In Fanfare 34:1 I reviewed another fine disc of Howells choral music, with the Choir of St. John’s College, Cambridge, under Andrew Nethsinga. That disc contained a performance of A Sequence for St. Michael , my initial acquaintance with that work. There I called it one of Howells’s more “challenging” works and remarked that “the choral writing in both is laden with thorny, unresolved dissonances.” The present performance smooths those out to some degree by the large wash of sound; I find that quite agreeable and consequently prefer this new recording, but those who like Howells on the spicier side will want the Chandos version instead.
To my knowledge the only previous recording of the Magnificat and Nunc Dimittis for Chichester Cathedral, composed in 1967, was in Volume 2 of the complete series of Howells’s canticles for morning and evening services issued on the Priory label. I have not heard that disc, but this version is certainly an excellent one. I have not been able to ascertain for certain if the Te Deum recorded here is a premiere issue or not, but I believe it is. It is not the same Te Deum that has been recorded previously by several other ensembles, which was written for the Church of St. Mary’s Redcliffe, Bristol. Commissioned by the Washington National Cathedral in 1983, it was originally believed that Howells was unable to do any substantive work on it before his final illness. However, in 1988 John Buttrey discovered the nearly completed sketches for the work in Howells’s manuscripts in the Royal College of Music Library and edited them for publication. In any case, it makes a valuable and welcome addition to the composer’s discography, and to the collection of any Howells aficionado, as does the entire disc.

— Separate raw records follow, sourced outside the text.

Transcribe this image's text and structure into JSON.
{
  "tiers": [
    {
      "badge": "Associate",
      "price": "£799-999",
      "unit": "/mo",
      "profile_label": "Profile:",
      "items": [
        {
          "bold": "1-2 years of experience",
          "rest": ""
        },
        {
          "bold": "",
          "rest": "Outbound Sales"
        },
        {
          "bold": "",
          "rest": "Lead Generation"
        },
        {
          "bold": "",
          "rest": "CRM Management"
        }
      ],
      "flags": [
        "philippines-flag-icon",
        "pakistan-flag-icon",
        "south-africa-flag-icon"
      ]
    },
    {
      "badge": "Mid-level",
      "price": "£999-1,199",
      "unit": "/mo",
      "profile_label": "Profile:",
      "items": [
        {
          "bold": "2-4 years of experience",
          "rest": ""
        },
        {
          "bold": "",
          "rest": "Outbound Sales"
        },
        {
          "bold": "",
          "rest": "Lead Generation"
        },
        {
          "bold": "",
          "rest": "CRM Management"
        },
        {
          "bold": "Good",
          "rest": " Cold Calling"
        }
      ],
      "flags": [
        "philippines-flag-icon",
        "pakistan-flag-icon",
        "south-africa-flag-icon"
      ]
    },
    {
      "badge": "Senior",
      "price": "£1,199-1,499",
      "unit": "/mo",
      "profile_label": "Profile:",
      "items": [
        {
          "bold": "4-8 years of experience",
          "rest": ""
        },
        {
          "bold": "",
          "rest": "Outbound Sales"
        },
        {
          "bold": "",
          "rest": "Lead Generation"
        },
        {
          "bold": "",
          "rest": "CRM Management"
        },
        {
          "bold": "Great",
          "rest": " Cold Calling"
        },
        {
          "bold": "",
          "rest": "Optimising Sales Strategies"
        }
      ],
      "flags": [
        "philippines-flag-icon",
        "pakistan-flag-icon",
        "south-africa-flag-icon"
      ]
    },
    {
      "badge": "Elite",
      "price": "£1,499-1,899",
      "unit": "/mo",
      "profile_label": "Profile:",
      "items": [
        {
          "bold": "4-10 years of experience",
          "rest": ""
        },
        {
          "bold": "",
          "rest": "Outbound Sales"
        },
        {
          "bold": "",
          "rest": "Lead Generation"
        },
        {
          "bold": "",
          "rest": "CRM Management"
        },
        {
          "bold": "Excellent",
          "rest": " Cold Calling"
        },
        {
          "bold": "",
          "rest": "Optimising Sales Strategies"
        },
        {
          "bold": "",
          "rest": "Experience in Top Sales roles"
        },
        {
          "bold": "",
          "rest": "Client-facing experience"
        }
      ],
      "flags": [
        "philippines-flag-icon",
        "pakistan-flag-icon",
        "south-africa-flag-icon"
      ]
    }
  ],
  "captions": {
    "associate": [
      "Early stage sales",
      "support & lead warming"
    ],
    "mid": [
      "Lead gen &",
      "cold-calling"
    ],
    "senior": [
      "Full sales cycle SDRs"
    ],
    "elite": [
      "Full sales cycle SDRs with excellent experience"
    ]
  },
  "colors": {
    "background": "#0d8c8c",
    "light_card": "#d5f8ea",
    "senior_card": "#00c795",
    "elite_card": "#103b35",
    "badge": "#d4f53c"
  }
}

FANFARE: James A. Altena
Catalog Number: GDCD053
Label: Gloriae Dei Cantores
Composer: Herbert Howells
Conductor: Elizabeth C. Patterson
Orchestra/Ensemble: Gloriae Dei Cantores